__Exercise prompt__. For every line in the records below that contains the word "Undercurrents", add one to a count, and report only that count.
### Record excerpts ###
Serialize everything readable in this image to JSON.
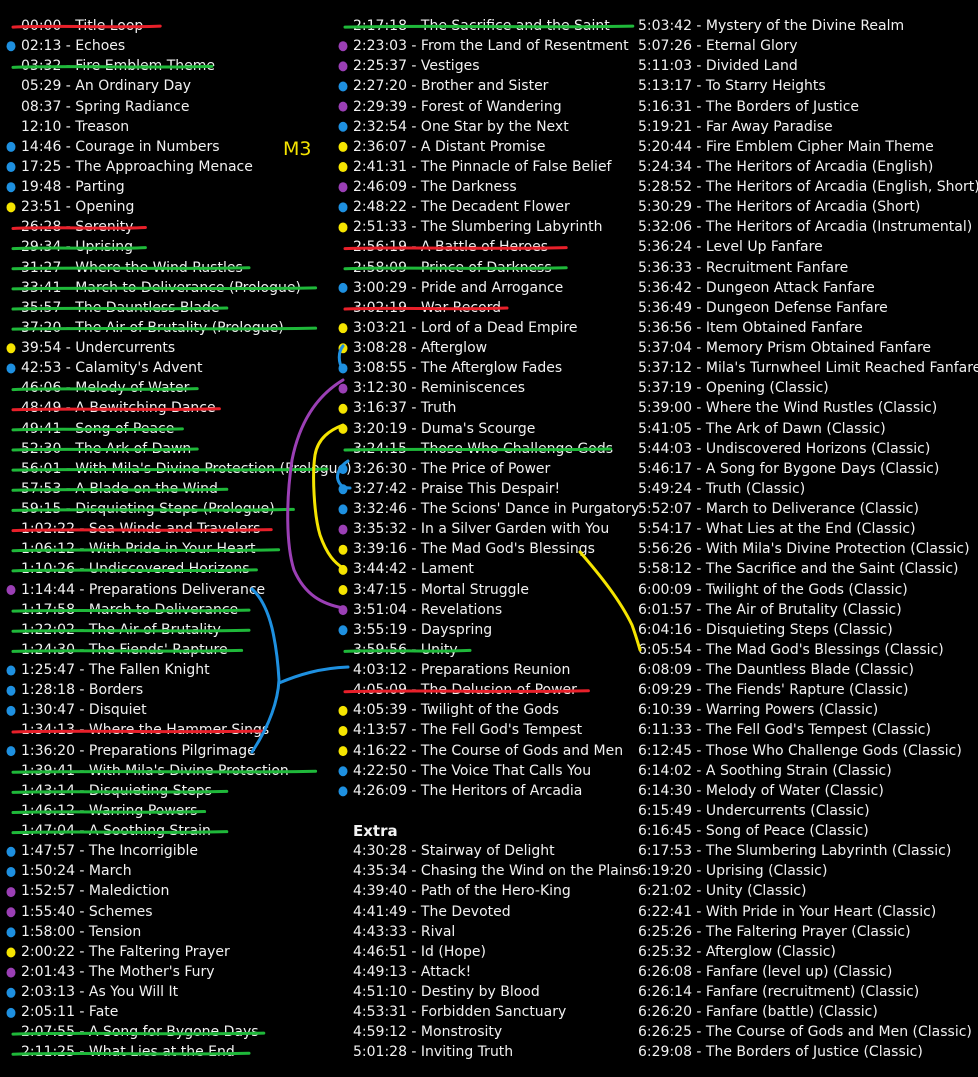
{
  "columns": [
    [
      {
        "text": "00:00 - Title Loop",
        "strike": "red"
      },
      {
        "text": "02:13 - Echoes",
        "dot": "blue"
      },
      {
        "text": "03:32 - Fire Emblem Theme",
        "strike": "green"
      },
      {
        "text": "05:29 - An Ordinary Day"
      },
      {
        "text": "08:37 - Spring Radiance"
      },
      {
        "text": "12:10 - Treason"
      },
      {
        "text": "14:46 - Courage in Numbers",
        "dot": "blue"
      },
      {
        "text": "17:25 - The Approaching Menace",
        "dot": "blue"
      },
      {
        "text": "19:48 - Parting",
        "dot": "blue"
      },
      {
        "text": "23:51 - Opening",
        "dot": "yellow"
      },
      {
        "text": "26:28 - Serenity",
        "strike": "red"
      },
      {
        "text": "29:34 - Uprising",
        "strike": "green"
      },
      {
        "text": "31:27 - Where the Wind Rustles",
        "strike": "green"
      },
      {
        "text": "33:41 - March to Deliverance (Prologue)",
        "strike": "green"
      },
      {
        "text": "35:57 - The Dauntless Blade",
        "strike": "green"
      },
      {
        "text": "37:20 - The Air of Brutality (Prologue)",
        "strike": "green"
      },
      {
        "text": "39:54 - Undercurrents",
        "dot": "yellow"
      },
      {
        "text": "42:53 - Calamity's Advent",
        "dot": "blue"
      },
      {
        "text": "46:06 - Melody of Water",
        "strike": "green"
      },
      {
        "text": "48:49 - A Bewitching Dance",
        "strike": "red"
      },
      {
        "text": "49:41 - Song of Peace",
        "strike": "green"
      },
      {
        "text": "52:30 - The Ark of Dawn",
        "strike": "green"
      },
      {
        "text": "56:01 - With Mila's Divine Protection (Prologue)",
        "strike": "green"
      },
      {
        "text": "57:53 - A Blade on the Wind",
        "strike": "green"
      },
      {
        "text": "59:15 - Disquieting Steps (Prologue)",
        "strike": "green"
      },
      {
        "text": "1:02:22 - Sea Winds and Travelers",
        "strike": "red"
      },
      {
        "text": "1:06:12 - With Pride in Your Heart",
        "strike": "green"
      },
      {
        "text": "1:10:26 - Undiscovered Horizons",
        "strike": "green"
      },
      {
        "text": "1:14:44 - Preparations Deliverance",
        "dot": "purple"
      },
      {
        "text": "1:17:58 - March to Deliverance",
        "strike": "green"
      },
      {
        "text": "1:22:02 - The Air of Brutality",
        "strike": "green"
      },
      {
        "text": "1:24:30 - The Fiends' Rapture",
        "strike": "green"
      },
      {
        "text": "1:25:47 - The Fallen Knight",
        "dot": "blue"
      },
      {
        "text": "1:28:18 - Borders",
        "dot": "blue"
      },
      {
        "text": "1:30:47 - Disquiet",
        "dot": "blue"
      },
      {
        "text": "1:34:13 - Where the Hammer Sings",
        "strike": "red"
      },
      {
        "text": "1:36:20 - Preparations Pilgrimage",
        "dot": "blue"
      },
      {
        "text": "1:39:41 - With Mila's Divine Protection",
        "strike": "green"
      },
      {
        "text": "1:43:14 - Disquieting Steps",
        "strike": "green"
      },
      {
        "text": "1:46:12 - Warring Powers",
        "strike": "green"
      },
      {
        "text": "1:47:04 - A Soothing Strain",
        "strike": "green"
      },
      {
        "text": "1:47:57 - The Incorrigible",
        "dot": "blue"
      },
      {
        "text": "1:50:24 - March",
        "dot": "blue"
      },
      {
        "text": "1:52:57 - Malediction",
        "dot": "purple"
      },
      {
        "text": "1:55:40 - Schemes",
        "dot": "purple"
      },
      {
        "text": "1:58:00 - Tension",
        "dot": "blue"
      },
      {
        "text": "2:00:22 - The Faltering Prayer",
        "dot": "yellow"
      },
      {
        "text": "2:01:43 - The Mother's Fury",
        "dot": "purple"
      },
      {
        "text": "2:03:13 - As You Will It",
        "dot": "blue"
      },
      {
        "text": "2:05:11 - Fate",
        "dot": "blue"
      },
      {
        "text": "2:07:55 - A Song for Bygone Days",
        "strike": "green"
      },
      {
        "text": "2:11:25 - What Lies at the End",
        "strike": "green"
      }
    ],
    [
      {
        "text": "2:17:18 - The Sacrifice and the Saint",
        "strike": "green"
      },
      {
        "text": "2:23:03 - From the Land of Resentment",
        "dot": "purple"
      },
      {
        "text": "2:25:37 - Vestiges",
        "dot": "purple"
      },
      {
        "text": "2:27:20 - Brother and Sister",
        "dot": "blue"
      },
      {
        "text": "2:29:39 - Forest of Wandering",
        "dot": "purple"
      },
      {
        "text": "2:32:54 - One Star by the Next",
        "dot": "blue"
      },
      {
        "text": "2:36:07 - A Distant Promise",
        "dot": "yellow"
      },
      {
        "text": "2:41:31 - The Pinnacle of False Belief",
        "dot": "yellow"
      },
      {
        "text": "2:46:09 - The Darkness",
        "dot": "purple"
      },
      {
        "text": "2:48:22 - The Decadent Flower",
        "dot": "blue"
      },
      {
        "text": "2:51:33 - The Slumbering Labyrinth",
        "dot": "yellow"
      },
      {
        "text": "2:56:19 - A Battle of Heroes",
        "strike": "red"
      },
      {
        "text": "2:58:09 - Prince of Darkness",
        "strike": "green"
      },
      {
        "text": "3:00:29 - Pride and Arrogance",
        "dot": "blue"
      },
      {
        "text": "3:02:19 - War Record",
        "strike": "red"
      },
      {
        "text": "3:03:21 - Lord of a Dead Empire",
        "dot": "yellow"
      },
      {
        "text": "3:08:28 - Afterglow",
        "dot": "yellow"
      },
      {
        "text": "3:08:55 - The Afterglow Fades",
        "dot": "blue"
      },
      {
        "text": "3:12:30 - Reminiscences",
        "dot": "purple"
      },
      {
        "text": "3:16:37 - Truth",
        "dot": "yellow"
      },
      {
        "text": "3:20:19 - Duma's Scourge",
        "dot": "yellow"
      },
      {
        "text": "3:24:15 - Those Who Challenge Gods",
        "strike": "green"
      },
      {
        "text": "3:26:30 - The Price of Power",
        "dot": "blue"
      },
      {
        "text": "3:27:42 - Praise This Despair!",
        "dot": "blue"
      },
      {
        "text": "3:32:46 - The Scions' Dance in Purgatory",
        "dot": "blue"
      },
      {
        "text": "3:35:32 - In a Silver Garden with You",
        "dot": "purple"
      },
      {
        "text": "3:39:16 - The Mad God's Blessings",
        "dot": "yellow"
      },
      {
        "text": "3:44:42 - Lament",
        "dot": "yellow"
      },
      {
        "text": "3:47:15 - Mortal Struggle",
        "dot": "yellow"
      },
      {
        "text": "3:51:04 - Revelations",
        "dot": "purple"
      },
      {
        "text": "3:55:19 - Dayspring",
        "dot": "blue"
      },
      {
        "text": "3:59:56 - Unity",
        "strike": "green"
      },
      {
        "text": "4:03:12 - Preparations Reunion"
      },
      {
        "text": "4:05:09 - The Delusion of Power",
        "strike": "red"
      },
      {
        "text": "4:05:39 - Twilight of the Gods",
        "dot": "yellow"
      },
      {
        "text": "4:13:57 - The Fell God's Tempest",
        "dot": "yellow"
      },
      {
        "text": "4:16:22 - The Course of Gods and Men",
        "dot": "yellow"
      },
      {
        "text": "4:22:50 - The Voice That Calls You",
        "dot": "blue"
      },
      {
        "text": "4:26:09 - The Heritors of Arcadia",
        "dot": "blue"
      },
      {
        "spacer": true
      },
      {
        "text": "Extra",
        "heading": true
      },
      {
        "text": "4:30:28 - Stairway of Delight"
      },
      {
        "text": "4:35:34 - Chasing the Wind on the Plains"
      },
      {
        "text": "4:39:40 - Path of the Hero-King"
      },
      {
        "text": "4:41:49 - The Devoted"
      },
      {
        "text": "4:43:33 - Rival"
      },
      {
        "text": "4:46:51 - Id (Hope)"
      },
      {
        "text": "4:49:13 - Attack!"
      },
      {
        "text": "4:51:10 - Destiny by Blood"
      },
      {
        "text": "4:53:31 - Forbidden Sanctuary"
      },
      {
        "text": "4:59:12 - Monstrosity"
      },
      {
        "text": "5:01:28 - Inviting Truth"
      }
    ],
    [
      {
        "text": "5:03:42 - Mystery of the Divine Realm"
      },
      {
        "text": "5:07:26 - Eternal Glory"
      },
      {
        "text": "5:11:03 - Divided Land"
      },
      {
        "text": "5:13:17 - To Starry Heights"
      },
      {
        "text": "5:16:31 - The Borders of Justice"
      },
      {
        "text": "5:19:21 - Far Away Paradise"
      },
      {
        "text": "5:20:44 - Fire Emblem Cipher Main Theme"
      },
      {
        "text": "5:24:34 - The Heritors of Arcadia (English)"
      },
      {
        "text": "5:28:52 - The Heritors of Arcadia (English, Short)"
      },
      {
        "text": "5:30:29 - The Heritors of Arcadia (Short)"
      },
      {
        "text": "5:32:06 - The Heritors of Arcadia (Instrumental)"
      },
      {
        "text": "5:36:24 - Level Up Fanfare"
      },
      {
        "text": "5:36:33 - Recruitment Fanfare"
      },
      {
        "text": "5:36:42 - Dungeon Attack Fanfare"
      },
      {
        "text": "5:36:49 - Dungeon Defense Fanfare"
      },
      {
        "text": "5:36:56 - Item Obtained Fanfare"
      },
      {
        "text": "5:37:04 - Memory Prism Obtained Fanfare"
      },
      {
        "text": "5:37:12 - Mila's Turnwheel Limit Reached Fanfare"
      },
      {
        "text": "5:37:19 - Opening (Classic)"
      },
      {
        "text": "5:39:00 - Where the Wind Rustles (Classic)"
      },
      {
        "text": "5:41:05 - The Ark of Dawn (Classic)"
      },
      {
        "text": "5:44:03 - Undiscovered Horizons (Classic)"
      },
      {
        "text": "5:46:17 - A Song for Bygone Days (Classic)"
      },
      {
        "text": "5:49:24 - Truth (Classic)"
      },
      {
        "text": "5:52:07 - March to Deliverance (Classic)"
      },
      {
        "text": "5:54:17 - What Lies at the End (Classic)"
      },
      {
        "text": "5:56:26 - With Mila's Divine Protection (Classic)"
      },
      {
        "text": "5:58:12 - The Sacrifice and the Saint (Classic)"
      },
      {
        "text": "6:00:09 - Twilight of the Gods (Classic)"
      },
      {
        "text": "6:01:57 - The Air of Brutality (Classic)"
      },
      {
        "text": "6:04:16 - Disquieting Steps (Classic)"
      },
      {
        "text": "6:05:54 - The Mad God's Blessings (Classic)"
      },
      {
        "text": "6:08:09 - The Dauntless Blade (Classic)"
      },
      {
        "text": "6:09:29 - The Fiends' Rapture (Classic)"
      },
      {
        "text": "6:10:39 - Warring Powers (Classic)"
      },
      {
        "text": "6:11:33 - The Fell God's Tempest (Classic)"
      },
      {
        "text": "6:12:45 - Those Who Challenge Gods (Classic)"
      },
      {
        "text": "6:14:02 - A Soothing Strain (Classic)"
      },
      {
        "text": "6:14:30 - Melody of Water (Classic)"
      },
      {
        "text": "6:15:49 - Undercurrents (Classic)"
      },
      {
        "text": "6:16:45 - Song of Peace (Classic)"
      },
      {
        "text": "6:17:53 - The Slumbering Labyrinth (Classic)"
      },
      {
        "text": "6:19:20 - Uprising (Classic)"
      },
      {
        "text": "6:21:02 - Unity (Classic)"
      },
      {
        "text": "6:22:41 - With Pride in Your Heart (Classic)"
      },
      {
        "text": "6:25:26 - The Faltering Prayer (Classic)"
      },
      {
        "text": "6:25:32 - Afterglow (Classic)"
      },
      {
        "text": "6:26:08 - Fanfare (level up) (Classic)"
      },
      {
        "text": "6:26:14 - Fanfare (recruitment) (Classic)"
      },
      {
        "text": "6:26:20 - Fanfare (battle) (Classic)"
      },
      {
        "text": "6:26:25 - The Course of Gods and Men (Classic)"
      },
      {
        "text": "6:29:08 - The Borders of Justice (Classic)"
      }
    ]
  ],
  "annotation_label": "M3",
  "colors": {
    "background": "#000000",
    "text": "#f2f2f2",
    "red": "#e8202a",
    "green": "#1fb83a",
    "blue": "#1e90e0",
    "purple": "#9b3fb5",
    "yellow": "#f5e400"
  }
}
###
__Response__. 2